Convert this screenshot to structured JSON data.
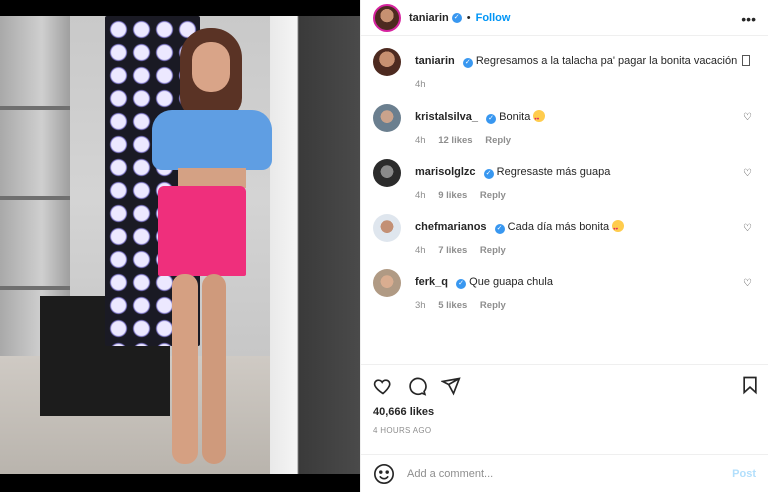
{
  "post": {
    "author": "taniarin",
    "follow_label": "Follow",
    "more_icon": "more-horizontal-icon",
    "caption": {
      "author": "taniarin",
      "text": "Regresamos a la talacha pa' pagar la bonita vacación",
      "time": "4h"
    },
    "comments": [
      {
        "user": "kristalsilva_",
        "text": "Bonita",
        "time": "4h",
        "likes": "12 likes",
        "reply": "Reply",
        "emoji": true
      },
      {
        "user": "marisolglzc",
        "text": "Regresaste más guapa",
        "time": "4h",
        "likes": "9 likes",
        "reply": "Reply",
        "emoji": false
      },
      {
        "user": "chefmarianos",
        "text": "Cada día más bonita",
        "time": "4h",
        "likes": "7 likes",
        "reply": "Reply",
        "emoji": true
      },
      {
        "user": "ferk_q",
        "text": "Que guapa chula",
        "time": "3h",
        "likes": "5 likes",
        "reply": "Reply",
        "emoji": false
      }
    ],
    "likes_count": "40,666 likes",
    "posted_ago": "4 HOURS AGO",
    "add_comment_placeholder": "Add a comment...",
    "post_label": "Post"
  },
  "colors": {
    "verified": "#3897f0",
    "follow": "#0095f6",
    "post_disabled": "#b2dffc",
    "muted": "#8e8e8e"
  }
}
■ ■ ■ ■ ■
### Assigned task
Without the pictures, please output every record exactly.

### Response to this exercise
Convert this screenshot to structured JSON data.
{
  "post": {
    "author": "taniarin",
    "follow_label": "Follow",
    "more_icon": "more-horizontal-icon",
    "caption": {
      "author": "taniarin",
      "text": "Regresamos a la talacha pa' pagar la bonita vacación",
      "time": "4h"
    },
    "comments": [
      {
        "user": "kristalsilva_",
        "text": "Bonita",
        "time": "4h",
        "likes": "12 likes",
        "reply": "Reply",
        "emoji": true
      },
      {
        "user": "marisolglzc",
        "text": "Regresaste más guapa",
        "time": "4h",
        "likes": "9 likes",
        "reply": "Reply",
        "emoji": false
      },
      {
        "user": "chefmarianos",
        "text": "Cada día más bonita",
        "time": "4h",
        "likes": "7 likes",
        "reply": "Reply",
        "emoji": true
      },
      {
        "user": "ferk_q",
        "text": "Que guapa chula",
        "time": "3h",
        "likes": "5 likes",
        "reply": "Reply",
        "emoji": false
      }
    ],
    "likes_count": "40,666 likes",
    "posted_ago": "4 HOURS AGO",
    "add_comment_placeholder": "Add a comment...",
    "post_label": "Post"
  },
  "colors": {
    "verified": "#3897f0",
    "follow": "#0095f6",
    "post_disabled": "#b2dffc",
    "muted": "#8e8e8e"
  }
}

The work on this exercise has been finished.